For decades, the ACLU-NJ joined with Newark residents in calls for civilian oversight of the Newark Police Department. In 2015-16, the ACLU-NJ, N-CAP and others worked with the mayor and city council to create one of the strongest civilian oversight boards in the country. After it was established, police unions challenged the powers of the civilian complaint review board (CCRB), and a trial court stripped the power of the CCRB to investigate police misconduct, hold hearings, and recommend discipline in response to complaints.

The ACLU-NJ and N-CAP filed friend of the court briefs on appeal arguing that the ordinance establishing the CCRB is lawful and carefully constructed to respect the rights of officers while meeting its goal of restoring public confidence and providing transparency in the investigation of police misconduct.

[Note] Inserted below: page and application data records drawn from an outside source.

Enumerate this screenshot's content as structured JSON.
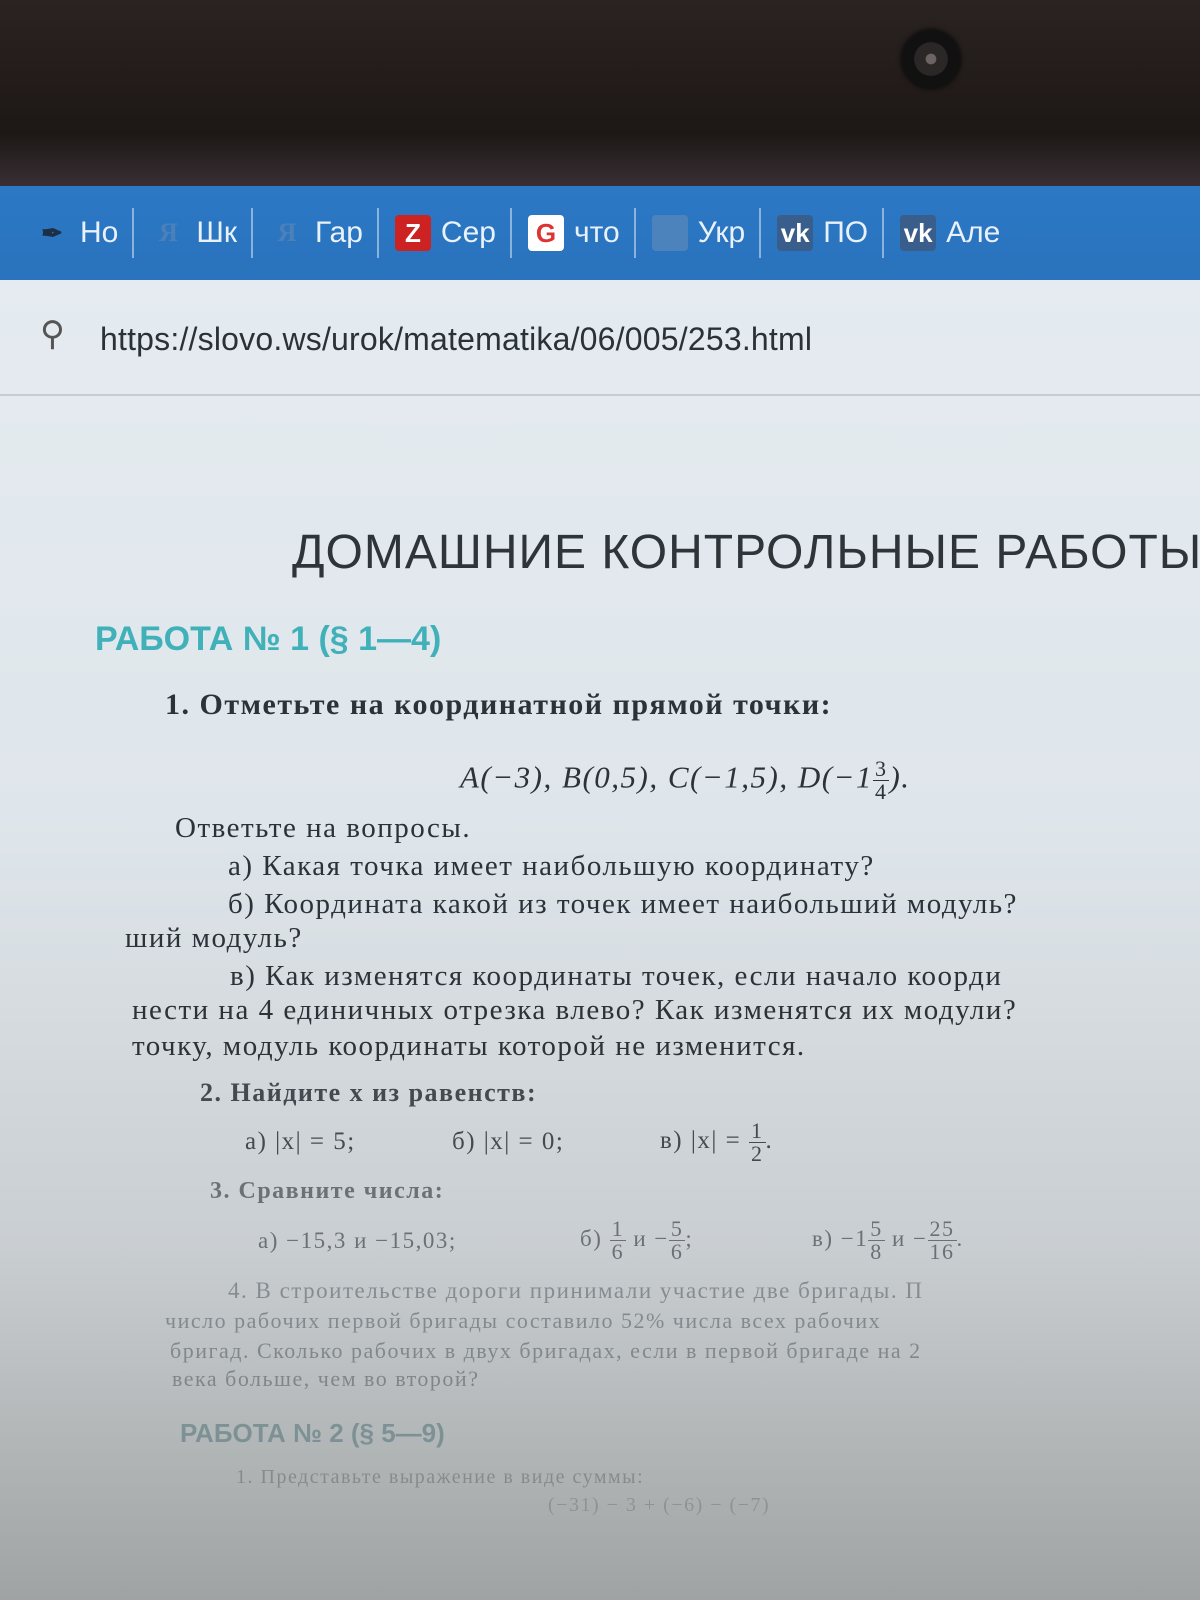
{
  "bookmarks": [
    {
      "label": "Но",
      "icon": "pen-icon"
    },
    {
      "label": "Шк",
      "icon": "reshak-icon"
    },
    {
      "label": "Гар",
      "icon": "reshak-icon"
    },
    {
      "label": "Сер",
      "icon": "z-icon"
    },
    {
      "label": "что",
      "icon": "google-icon"
    },
    {
      "label": "Укр",
      "icon": "ukr-icon"
    },
    {
      "label": "ПО",
      "icon": "vk-icon"
    },
    {
      "label": "Але",
      "icon": "vk-icon"
    }
  ],
  "address": {
    "url": "https://slovo.ws/urok/matematika/06/005/253.html"
  },
  "content": {
    "heading": "ДОМАШНИЕ КОНТРОЛЬНЫЕ РАБОТЫ",
    "work1_title": "РАБОТА № 1 (§ 1—4)",
    "task1": {
      "num": "1.",
      "text": "Отметьте на координатной прямой точки:",
      "points": "A(−3), B(0,5), C(−1,5), D(−1",
      "d_num": "3",
      "d_den": "4",
      "d_tail": ").",
      "questions_intro": "Ответьте на вопросы.",
      "qa": "а) Какая точка имеет наибольшую координату?",
      "qb": "б) Координата какой из точек имеет наибольший модуль?",
      "qb2": "ший модуль?",
      "qv1": "в) Как изменятся координаты точек, если начало коорди",
      "qv2": "нести на 4 единичных отрезка влево? Как изменятся их модули?",
      "qv3": "точку, модуль координаты которой не изменится."
    },
    "task2": {
      "title": "2. Найдите x из равенств:",
      "a": "а) |x| = 5;",
      "b": "б) |x| = 0;",
      "v": "в) |x| =",
      "v_num": "1",
      "v_den": "2",
      "v_tail": "."
    },
    "task3": {
      "title": "3. Сравните числа:",
      "a": "а) −15,3 и −15,03;",
      "b_pre": "б)",
      "b_n1": "1",
      "b_d1": "6",
      "b_mid": "и −",
      "b_n2": "5",
      "b_d2": "6",
      "b_tail": ";",
      "v_pre": "в) −1",
      "v_n1": "5",
      "v_d1": "8",
      "v_mid": "и −",
      "v_n2": "25",
      "v_d2": "16",
      "v_tail": "."
    },
    "task4": {
      "l1": "4. В строительстве дороги принимали участие две бригады. П",
      "l2": "число рабочих первой бригады составило 52% числа всех рабочих",
      "l3": "бригад. Сколько рабочих в двух бригадах, если в первой бригаде на 2",
      "l4": "века больше, чем во второй?"
    },
    "work2_title": "РАБОТА № 2 (§ 5—9)",
    "work2_task1": "1. Представьте выражение в виде суммы:",
    "work2_expr": "(−31) − 3 + (−6) − (−7)"
  }
}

On August 19, 2020, more than four years after the challenge was first filed, the Supreme Court of New Jersey concluded that the CCRB could continue with some of its oversight role, but that state statutes prevented the city council from granting it subpoena power and its authority to investigate individual complaints of misconduct would be limited. It prevents the CCRB from functioning as intended and now, advocates including the ACLU-NJ and N-CAP have turned to the legislature to campaign for a new law that will authorize community oversight.


Gibbons P.C.; Newark Communities for Accountable Policing (N-CAP)

Date filed

January 6, 2020


New Jersey Supreme Court